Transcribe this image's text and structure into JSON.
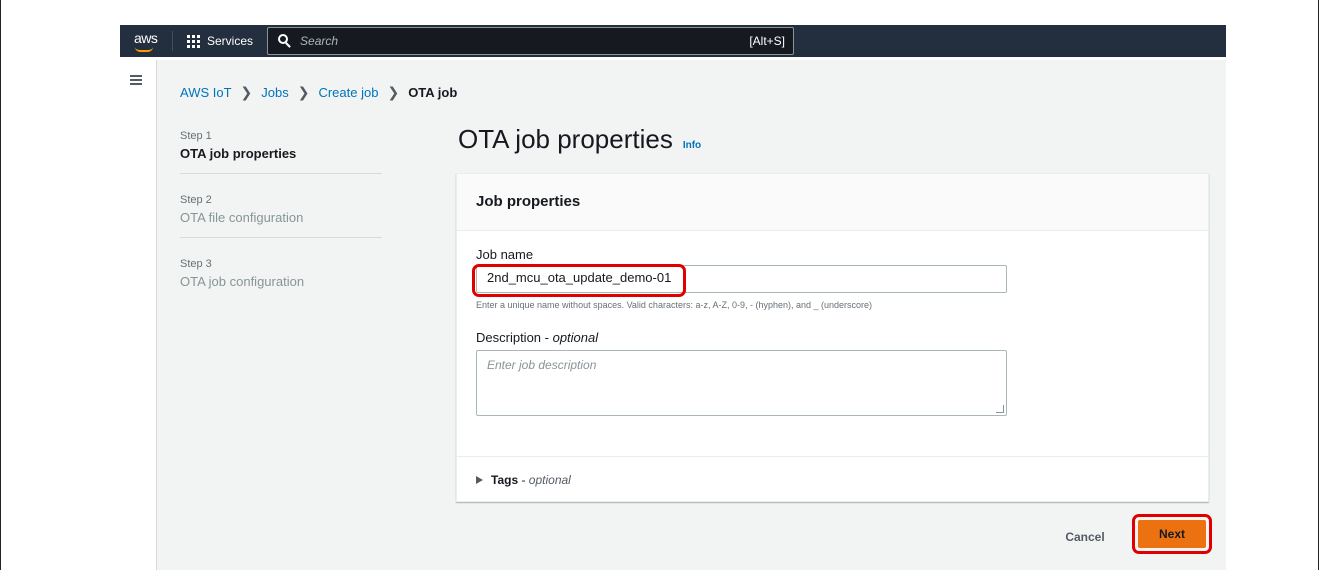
{
  "topnav": {
    "logo": "aws",
    "services_label": "Services",
    "search_placeholder": "Search",
    "search_shortcut": "[Alt+S]"
  },
  "breadcrumb": {
    "items": [
      "AWS IoT",
      "Jobs",
      "Create job"
    ],
    "current": "OTA job"
  },
  "steps": [
    {
      "num": "Step 1",
      "title": "OTA job properties",
      "active": true
    },
    {
      "num": "Step 2",
      "title": "OTA file configuration",
      "active": false
    },
    {
      "num": "Step 3",
      "title": "OTA job configuration",
      "active": false
    }
  ],
  "page": {
    "title": "OTA job properties",
    "info": "Info"
  },
  "panel": {
    "header": "Job properties",
    "job_name_label": "Job name",
    "job_name_value": "2nd_mcu_ota_update_demo-01",
    "job_name_hint": "Enter a unique name without spaces. Valid characters: a-z, A-Z, 0-9, - (hyphen), and _ (underscore)",
    "description_label": "Description",
    "description_optional": "optional",
    "description_placeholder": "Enter job description",
    "tags_label": "Tags",
    "tags_optional": "optional"
  },
  "actions": {
    "cancel": "Cancel",
    "next": "Next"
  },
  "colors": {
    "nav_bg": "#232f3e",
    "primary_button": "#ec7211",
    "link": "#0073bb",
    "highlight": "#e00000"
  }
}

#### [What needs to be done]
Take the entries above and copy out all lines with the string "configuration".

#### [Solution to this task]
      "title": "OTA file configuration",
      "title": "OTA job configuration",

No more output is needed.